• [Excerpted records]
--

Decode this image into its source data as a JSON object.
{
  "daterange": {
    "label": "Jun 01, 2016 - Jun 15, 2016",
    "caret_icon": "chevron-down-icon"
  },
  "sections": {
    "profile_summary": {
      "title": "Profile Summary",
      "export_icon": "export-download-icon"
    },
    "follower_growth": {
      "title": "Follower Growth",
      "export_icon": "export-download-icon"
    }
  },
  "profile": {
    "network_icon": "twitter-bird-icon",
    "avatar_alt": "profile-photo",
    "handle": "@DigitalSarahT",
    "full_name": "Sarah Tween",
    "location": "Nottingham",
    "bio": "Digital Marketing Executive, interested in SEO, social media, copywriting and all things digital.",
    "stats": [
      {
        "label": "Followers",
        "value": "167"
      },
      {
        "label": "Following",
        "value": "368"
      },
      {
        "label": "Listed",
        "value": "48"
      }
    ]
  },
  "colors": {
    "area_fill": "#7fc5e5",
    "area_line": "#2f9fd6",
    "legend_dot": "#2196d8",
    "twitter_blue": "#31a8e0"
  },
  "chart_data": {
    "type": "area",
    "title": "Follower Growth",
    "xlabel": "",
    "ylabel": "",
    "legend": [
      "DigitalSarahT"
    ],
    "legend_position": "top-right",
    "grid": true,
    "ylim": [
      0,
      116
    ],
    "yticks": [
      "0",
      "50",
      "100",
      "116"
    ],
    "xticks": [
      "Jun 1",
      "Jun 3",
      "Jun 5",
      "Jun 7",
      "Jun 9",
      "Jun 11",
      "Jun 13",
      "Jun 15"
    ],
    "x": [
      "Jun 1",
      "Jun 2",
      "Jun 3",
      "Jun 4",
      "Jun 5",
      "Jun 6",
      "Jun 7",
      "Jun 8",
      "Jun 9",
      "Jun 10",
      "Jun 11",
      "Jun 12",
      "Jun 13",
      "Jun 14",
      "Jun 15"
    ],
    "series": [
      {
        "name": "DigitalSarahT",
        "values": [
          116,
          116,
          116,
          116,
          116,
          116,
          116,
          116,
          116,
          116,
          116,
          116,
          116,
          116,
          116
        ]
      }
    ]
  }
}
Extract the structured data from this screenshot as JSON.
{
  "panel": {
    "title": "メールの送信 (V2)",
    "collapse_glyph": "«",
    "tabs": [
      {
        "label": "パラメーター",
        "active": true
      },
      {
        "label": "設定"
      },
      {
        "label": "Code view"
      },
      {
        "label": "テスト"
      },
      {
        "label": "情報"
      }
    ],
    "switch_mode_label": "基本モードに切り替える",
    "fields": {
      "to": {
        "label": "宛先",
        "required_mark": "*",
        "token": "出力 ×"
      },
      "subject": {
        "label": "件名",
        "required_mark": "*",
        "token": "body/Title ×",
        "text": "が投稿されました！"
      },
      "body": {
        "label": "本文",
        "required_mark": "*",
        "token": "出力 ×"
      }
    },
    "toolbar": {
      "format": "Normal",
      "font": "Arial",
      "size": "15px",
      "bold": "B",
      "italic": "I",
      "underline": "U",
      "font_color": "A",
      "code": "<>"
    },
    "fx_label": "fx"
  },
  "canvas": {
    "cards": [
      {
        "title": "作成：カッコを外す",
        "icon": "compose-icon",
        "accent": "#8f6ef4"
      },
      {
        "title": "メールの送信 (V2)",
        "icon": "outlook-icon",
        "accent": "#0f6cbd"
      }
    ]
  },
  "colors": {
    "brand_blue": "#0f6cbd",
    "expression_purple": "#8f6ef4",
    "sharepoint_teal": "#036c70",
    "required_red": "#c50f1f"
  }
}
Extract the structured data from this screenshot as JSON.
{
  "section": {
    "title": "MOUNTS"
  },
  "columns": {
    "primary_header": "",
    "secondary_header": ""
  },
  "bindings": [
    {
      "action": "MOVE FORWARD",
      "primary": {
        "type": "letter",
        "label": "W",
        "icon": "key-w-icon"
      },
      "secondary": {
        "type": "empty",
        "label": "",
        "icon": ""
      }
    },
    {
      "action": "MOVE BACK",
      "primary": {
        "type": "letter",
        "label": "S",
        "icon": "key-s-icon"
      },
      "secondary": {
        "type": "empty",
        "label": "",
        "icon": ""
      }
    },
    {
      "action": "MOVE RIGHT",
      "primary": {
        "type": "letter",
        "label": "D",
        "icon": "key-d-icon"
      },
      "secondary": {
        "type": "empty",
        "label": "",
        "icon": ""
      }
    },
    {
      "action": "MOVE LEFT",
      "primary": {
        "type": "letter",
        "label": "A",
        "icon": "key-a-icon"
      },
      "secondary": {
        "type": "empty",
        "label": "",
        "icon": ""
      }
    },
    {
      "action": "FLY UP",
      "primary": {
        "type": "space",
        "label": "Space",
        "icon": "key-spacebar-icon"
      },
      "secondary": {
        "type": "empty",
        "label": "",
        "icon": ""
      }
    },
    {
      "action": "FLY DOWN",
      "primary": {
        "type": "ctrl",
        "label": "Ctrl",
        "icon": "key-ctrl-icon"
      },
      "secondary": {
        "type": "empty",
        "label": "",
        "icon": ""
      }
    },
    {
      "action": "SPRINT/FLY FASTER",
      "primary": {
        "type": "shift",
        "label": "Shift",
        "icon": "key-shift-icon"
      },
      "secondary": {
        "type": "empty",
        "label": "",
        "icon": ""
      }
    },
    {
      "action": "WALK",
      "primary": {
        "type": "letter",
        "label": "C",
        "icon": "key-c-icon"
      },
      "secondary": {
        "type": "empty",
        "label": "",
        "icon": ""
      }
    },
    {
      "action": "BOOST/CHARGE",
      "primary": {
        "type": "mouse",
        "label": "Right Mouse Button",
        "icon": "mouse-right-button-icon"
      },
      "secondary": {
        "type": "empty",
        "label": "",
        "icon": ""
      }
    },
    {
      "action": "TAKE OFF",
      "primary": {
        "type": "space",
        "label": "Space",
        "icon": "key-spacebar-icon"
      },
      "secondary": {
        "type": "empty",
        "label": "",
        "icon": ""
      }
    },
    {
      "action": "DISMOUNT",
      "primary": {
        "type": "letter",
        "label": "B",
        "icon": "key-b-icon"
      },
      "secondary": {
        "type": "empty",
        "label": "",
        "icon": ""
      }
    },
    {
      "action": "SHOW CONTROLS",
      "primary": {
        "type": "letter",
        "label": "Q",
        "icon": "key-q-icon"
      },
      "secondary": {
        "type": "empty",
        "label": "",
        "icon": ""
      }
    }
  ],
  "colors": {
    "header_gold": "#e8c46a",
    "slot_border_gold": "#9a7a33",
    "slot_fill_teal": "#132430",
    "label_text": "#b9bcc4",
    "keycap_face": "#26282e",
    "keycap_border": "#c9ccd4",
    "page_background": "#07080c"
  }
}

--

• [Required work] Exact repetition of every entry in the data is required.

• [Exercise answer]
Decode this image into its source data as a JSON object.
{
  "daterange": {
    "label": "Jun 01, 2016 - Jun 15, 2016",
    "caret_icon": "chevron-down-icon"
  },
  "sections": {
    "profile_summary": {
      "title": "Profile Summary",
      "export_icon": "export-download-icon"
    },
    "follower_growth": {
      "title": "Follower Growth",
      "export_icon": "export-download-icon"
    }
  },
  "profile": {
    "network_icon": "twitter-bird-icon",
    "avatar_alt": "profile-photo",
    "handle": "@DigitalSarahT",
    "full_name": "Sarah Tween",
    "location": "Nottingham",
    "bio": "Digital Marketing Executive, interested in SEO, social media, copywriting and all things digital.",
    "stats": [
      {
        "label": "Followers",
        "value": "167"
      },
      {
        "label": "Following",
        "value": "368"
      },
      {
        "label": "Listed",
        "value": "48"
      }
    ]
  },
  "colors": {
    "area_fill": "#7fc5e5",
    "area_line": "#2f9fd6",
    "legend_dot": "#2196d8",
    "twitter_blue": "#31a8e0"
  },
  "chart_data": {
    "type": "area",
    "title": "Follower Growth",
    "xlabel": "",
    "ylabel": "",
    "legend": [
      "DigitalSarahT"
    ],
    "legend_position": "top-right",
    "grid": true,
    "ylim": [
      0,
      116
    ],
    "yticks": [
      "0",
      "50",
      "100",
      "116"
    ],
    "xticks": [
      "Jun 1",
      "Jun 3",
      "Jun 5",
      "Jun 7",
      "Jun 9",
      "Jun 11",
      "Jun 13",
      "Jun 15"
    ],
    "x": [
      "Jun 1",
      "Jun 2",
      "Jun 3",
      "Jun 4",
      "Jun 5",
      "Jun 6",
      "Jun 7",
      "Jun 8",
      "Jun 9",
      "Jun 10",
      "Jun 11",
      "Jun 12",
      "Jun 13",
      "Jun 14",
      "Jun 15"
    ],
    "series": [
      {
        "name": "DigitalSarahT",
        "values": [
          116,
          116,
          116,
          116,
          116,
          116,
          116,
          116,
          116,
          116,
          116,
          116,
          116,
          116,
          116
        ]
      }
    ]
  }
}
Extract the structured data from this screenshot as JSON.
{
  "panel": {
    "title": "メールの送信 (V2)",
    "collapse_glyph": "«",
    "tabs": [
      {
        "label": "パラメーター",
        "active": true
      },
      {
        "label": "設定"
      },
      {
        "label": "Code view"
      },
      {
        "label": "テスト"
      },
      {
        "label": "情報"
      }
    ],
    "switch_mode_label": "基本モードに切り替える",
    "fields": {
      "to": {
        "label": "宛先",
        "required_mark": "*",
        "token": "出力 ×"
      },
      "subject": {
        "label": "件名",
        "required_mark": "*",
        "token": "body/Title ×",
        "text": "が投稿されました！"
      },
      "body": {
        "label": "本文",
        "required_mark": "*",
        "token": "出力 ×"
      }
    },
    "toolbar": {
      "format": "Normal",
      "font": "Arial",
      "size": "15px",
      "bold": "B",
      "italic": "I",
      "underline": "U",
      "font_color": "A",
      "code": "<>"
    },
    "fx_label": "fx"
  },
  "canvas": {
    "cards": [
      {
        "title": "作成：カッコを外す",
        "icon": "compose-icon",
        "accent": "#8f6ef4"
      },
      {
        "title": "メールの送信 (V2)",
        "icon": "outlook-icon",
        "accent": "#0f6cbd"
      }
    ]
  },
  "colors": {
    "brand_blue": "#0f6cbd",
    "expression_purple": "#8f6ef4",
    "sharepoint_teal": "#036c70",
    "required_red": "#c50f1f"
  }
}
Extract the structured data from this screenshot as JSON.
{
  "section": {
    "title": "MOUNTS"
  },
  "columns": {
    "primary_header": "",
    "secondary_header": ""
  },
  "bindings": [
    {
      "action": "MOVE FORWARD",
      "primary": {
        "type": "letter",
        "label": "W",
        "icon": "key-w-icon"
      },
      "secondary": {
        "type": "empty",
        "label": "",
        "icon": ""
      }
    },
    {
      "action": "MOVE BACK",
      "primary": {
        "type": "letter",
        "label": "S",
        "icon": "key-s-icon"
      },
      "secondary": {
        "type": "empty",
        "label": "",
        "icon": ""
      }
    },
    {
      "action": "MOVE RIGHT",
      "primary": {
        "type": "letter",
        "label": "D",
        "icon": "key-d-icon"
      },
      "secondary": {
        "type": "empty",
        "label": "",
        "icon": ""
      }
    },
    {
      "action": "MOVE LEFT",
      "primary": {
        "type": "letter",
        "label": "A",
        "icon": "key-a-icon"
      },
      "secondary": {
        "type": "empty",
        "label": "",
        "icon": ""
      }
    },
    {
      "action": "FLY UP",
      "primary": {
        "type": "space",
        "label": "Space",
        "icon": "key-spacebar-icon"
      },
      "secondary": {
        "type": "empty",
        "label": "",
        "icon": ""
      }
    },
    {
      "action": "FLY DOWN",
      "primary": {
        "type": "ctrl",
        "label": "Ctrl",
        "icon": "key-ctrl-icon"
      },
      "secondary": {
        "type": "empty",
        "label": "",
        "icon": ""
      }
    },
    {
      "action": "SPRINT/FLY FASTER",
      "primary": {
        "type": "shift",
        "label": "Shift",
        "icon": "key-shift-icon"
      },
      "secondary": {
        "type": "empty",
        "label": "",
        "icon": ""
      }
    },
    {
      "action": "WALK",
      "primary": {
        "type": "letter",
        "label": "C",
        "icon": "key-c-icon"
      },
      "secondary": {
        "type": "empty",
        "label": "",
        "icon": ""
      }
    },
    {
      "action": "BOOST/CHARGE",
      "primary": {
        "type": "mouse",
        "label": "Right Mouse Button",
        "icon": "mouse-right-button-icon"
      },
      "secondary": {
        "type": "empty",
        "label": "",
        "icon": ""
      }
    },
    {
      "action": "TAKE OFF",
      "primary": {
        "type": "space",
        "label": "Space",
        "icon": "key-spacebar-icon"
      },
      "secondary": {
        "type": "empty",
        "label": "",
        "icon": ""
      }
    },
    {
      "action": "DISMOUNT",
      "primary": {
        "type": "letter",
        "label": "B",
        "icon": "key-b-icon"
      },
      "secondary": {
        "type": "empty",
        "label": "",
        "icon": ""
      }
    },
    {
      "action": "SHOW CONTROLS",
      "primary": {
        "type": "letter",
        "label": "Q",
        "icon": "key-q-icon"
      },
      "secondary": {
        "type": "empty",
        "label": "",
        "icon": ""
      }
    }
  ],
  "colors": {
    "header_gold": "#e8c46a",
    "slot_border_gold": "#9a7a33",
    "slot_fill_teal": "#132430",
    "label_text": "#b9bcc4",
    "keycap_face": "#26282e",
    "keycap_border": "#c9ccd4",
    "page_background": "#07080c"
  }
}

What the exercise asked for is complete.